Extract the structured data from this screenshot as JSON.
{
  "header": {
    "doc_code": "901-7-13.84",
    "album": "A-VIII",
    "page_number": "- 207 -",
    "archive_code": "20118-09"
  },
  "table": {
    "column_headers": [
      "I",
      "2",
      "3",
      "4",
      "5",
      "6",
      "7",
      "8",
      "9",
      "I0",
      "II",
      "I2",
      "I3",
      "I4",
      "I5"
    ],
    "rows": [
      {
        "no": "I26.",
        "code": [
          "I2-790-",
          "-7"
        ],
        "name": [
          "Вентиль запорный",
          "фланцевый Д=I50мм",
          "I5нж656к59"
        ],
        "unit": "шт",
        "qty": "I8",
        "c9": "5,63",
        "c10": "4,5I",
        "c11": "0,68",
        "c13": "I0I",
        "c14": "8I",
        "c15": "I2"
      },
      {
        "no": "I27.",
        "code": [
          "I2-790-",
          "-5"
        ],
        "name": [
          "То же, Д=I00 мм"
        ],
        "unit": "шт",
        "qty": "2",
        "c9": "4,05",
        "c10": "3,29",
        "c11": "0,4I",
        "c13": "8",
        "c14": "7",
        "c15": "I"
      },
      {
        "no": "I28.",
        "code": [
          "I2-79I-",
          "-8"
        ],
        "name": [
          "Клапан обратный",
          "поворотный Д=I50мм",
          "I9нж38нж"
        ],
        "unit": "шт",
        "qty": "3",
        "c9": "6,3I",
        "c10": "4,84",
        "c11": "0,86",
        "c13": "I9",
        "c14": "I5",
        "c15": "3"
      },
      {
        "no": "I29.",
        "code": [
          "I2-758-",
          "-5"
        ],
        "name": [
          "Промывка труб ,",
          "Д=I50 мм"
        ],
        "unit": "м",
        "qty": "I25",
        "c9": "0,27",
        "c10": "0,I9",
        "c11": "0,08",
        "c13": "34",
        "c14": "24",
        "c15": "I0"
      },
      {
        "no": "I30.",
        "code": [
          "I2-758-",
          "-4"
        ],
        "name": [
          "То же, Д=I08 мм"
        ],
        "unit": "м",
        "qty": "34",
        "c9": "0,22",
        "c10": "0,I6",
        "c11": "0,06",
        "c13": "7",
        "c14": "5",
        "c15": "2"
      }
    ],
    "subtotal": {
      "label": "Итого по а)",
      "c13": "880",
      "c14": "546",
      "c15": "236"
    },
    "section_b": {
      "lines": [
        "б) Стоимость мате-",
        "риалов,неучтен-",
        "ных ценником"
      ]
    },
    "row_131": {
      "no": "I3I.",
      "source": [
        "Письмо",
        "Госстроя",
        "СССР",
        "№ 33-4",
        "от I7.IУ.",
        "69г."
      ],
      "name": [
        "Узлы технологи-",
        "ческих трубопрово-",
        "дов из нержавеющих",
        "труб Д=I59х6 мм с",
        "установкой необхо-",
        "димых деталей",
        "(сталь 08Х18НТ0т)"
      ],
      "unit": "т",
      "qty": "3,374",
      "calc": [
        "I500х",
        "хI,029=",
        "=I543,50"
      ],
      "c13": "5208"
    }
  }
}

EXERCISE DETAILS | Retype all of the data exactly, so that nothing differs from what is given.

WRITTEN ANSWER |
Extract the structured data from this screenshot as JSON.
{
  "header": {
    "doc_code": "901-7-13.84",
    "album": "A-VIII",
    "page_number": "- 207 -",
    "archive_code": "20118-09"
  },
  "table": {
    "column_headers": [
      "I",
      "2",
      "3",
      "4",
      "5",
      "6",
      "7",
      "8",
      "9",
      "I0",
      "II",
      "I2",
      "I3",
      "I4",
      "I5"
    ],
    "rows": [
      {
        "no": "I26.",
        "code": [
          "I2-790-",
          "-7"
        ],
        "name": [
          "Вентиль запорный",
          "фланцевый Д=I50мм",
          "I5нж656к59"
        ],
        "unit": "шт",
        "qty": "I8",
        "c9": "5,63",
        "c10": "4,5I",
        "c11": "0,68",
        "c13": "I0I",
        "c14": "8I",
        "c15": "I2"
      },
      {
        "no": "I27.",
        "code": [
          "I2-790-",
          "-5"
        ],
        "name": [
          "То же, Д=I00 мм"
        ],
        "unit": "шт",
        "qty": "2",
        "c9": "4,05",
        "c10": "3,29",
        "c11": "0,4I",
        "c13": "8",
        "c14": "7",
        "c15": "I"
      },
      {
        "no": "I28.",
        "code": [
          "I2-79I-",
          "-8"
        ],
        "name": [
          "Клапан обратный",
          "поворотный Д=I50мм",
          "I9нж38нж"
        ],
        "unit": "шт",
        "qty": "3",
        "c9": "6,3I",
        "c10": "4,84",
        "c11": "0,86",
        "c13": "I9",
        "c14": "I5",
        "c15": "3"
      },
      {
        "no": "I29.",
        "code": [
          "I2-758-",
          "-5"
        ],
        "name": [
          "Промывка труб ,",
          "Д=I50 мм"
        ],
        "unit": "м",
        "qty": "I25",
        "c9": "0,27",
        "c10": "0,I9",
        "c11": "0,08",
        "c13": "34",
        "c14": "24",
        "c15": "I0"
      },
      {
        "no": "I30.",
        "code": [
          "I2-758-",
          "-4"
        ],
        "name": [
          "То же, Д=I08 мм"
        ],
        "unit": "м",
        "qty": "34",
        "c9": "0,22",
        "c10": "0,I6",
        "c11": "0,06",
        "c13": "7",
        "c14": "5",
        "c15": "2"
      }
    ],
    "subtotal": {
      "label": "Итого по а)",
      "c13": "880",
      "c14": "546",
      "c15": "236"
    },
    "section_b": {
      "lines": [
        "б) Стоимость мате-",
        "риалов,неучтен-",
        "ных ценником"
      ]
    },
    "row_131": {
      "no": "I3I.",
      "source": [
        "Письмо",
        "Госстроя",
        "СССР",
        "№ 33-4",
        "от I7.IУ.",
        "69г."
      ],
      "name": [
        "Узлы технологи-",
        "ческих трубопрово-",
        "дов из нержавеющих",
        "труб Д=I59х6 мм с",
        "установкой необхо-",
        "димых деталей",
        "(сталь 08Х18НТ0т)"
      ],
      "unit": "т",
      "qty": "3,374",
      "calc": [
        "I500х",
        "хI,029=",
        "=I543,50"
      ],
      "c13": "5208"
    }
  }
}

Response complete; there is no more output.